For the typical cruising couple, refinement of this type of location system would be a huge relief. Sailing double-handed offshore, only one person is on deck a large percentage of the time. If that person goes overboard while the other is asleep, it could be hours before the off-watch crew knows there is a problem. By then, it may be too late.
Another required piece of personal emergency gear is a remotely-operated man-overboard button at the helm station. This button will activate an instant waypoint on the belowdecks GPS, saving invaluable seconds in an emergency. No one will have to rush to the nav station to hit the button on the GPS.
The huge advantage of this for cruising sailors is obvious. Rule number one in a man-overboard situation is to keep the victim in sight. Running below for even a few seconds to hit the MOB button can take you a hundred yards away from the person in the water. One wave of separation from the boat is all it takes in severe conditions to lose sight of someone in the water.
To makes sure that every boat in the Volvo Ocean Race is properly equipped, the race organizers will supply an extensive medical kit. It is required that at least two members of the crew for each leg of the race have current certification sufficient for first-provider care for accidents or other medical emergencies.
Very few cruising boats have properly thought-out medical kits, and disappointingly few cruisers—other than medical professionals—have the skills to properly use what medical supplies are on board.
The Volvo Race requires two trained persons on board in case one of them is the person injured or sick. If only one half of a cruising couple has any medical training, you have a 50-50 chance that the trained person will be the one requiring attention in a medical emergency. These are bad odds.
Throughout the US, the American Red Cross and other organizations offer low-cost medical emergency training such as CPR, first aid, and first responder care. If you and your significant other are headed offshore, first head for a few days of emergency medical training. It's just as important as learning to sail.

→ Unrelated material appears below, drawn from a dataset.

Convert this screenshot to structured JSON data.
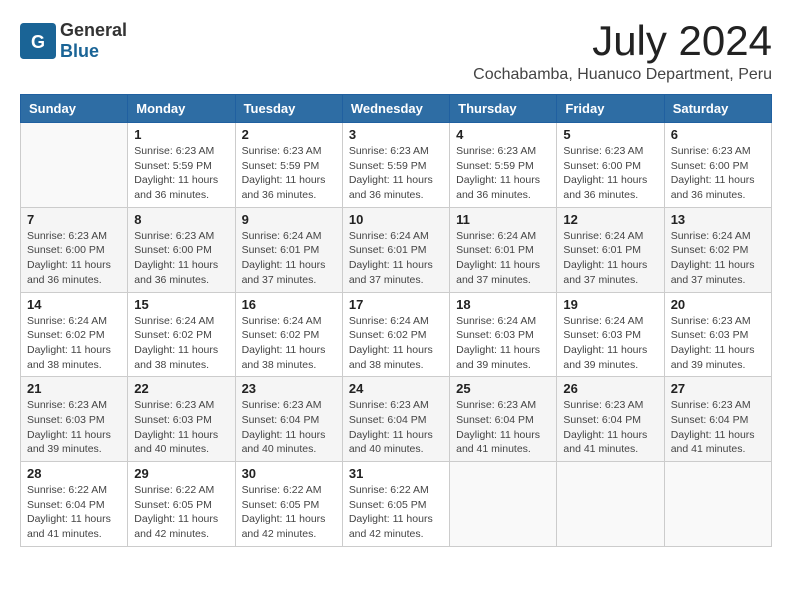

Sailing offshore at speeds of 25 knots, pushing a boat as hard as possible no matter how bad the conditions, is about as risky as offshore sailing can get. For Volvo, meeting the seemingly contradictory goals of high levels of performance and high levels of safety is seen as a challenge, not as an obstacle. In the design of the new Volvo Open 70, Volvo has upped the ante to a level meant to be the ultimate challenge for designers, builders, and sailors.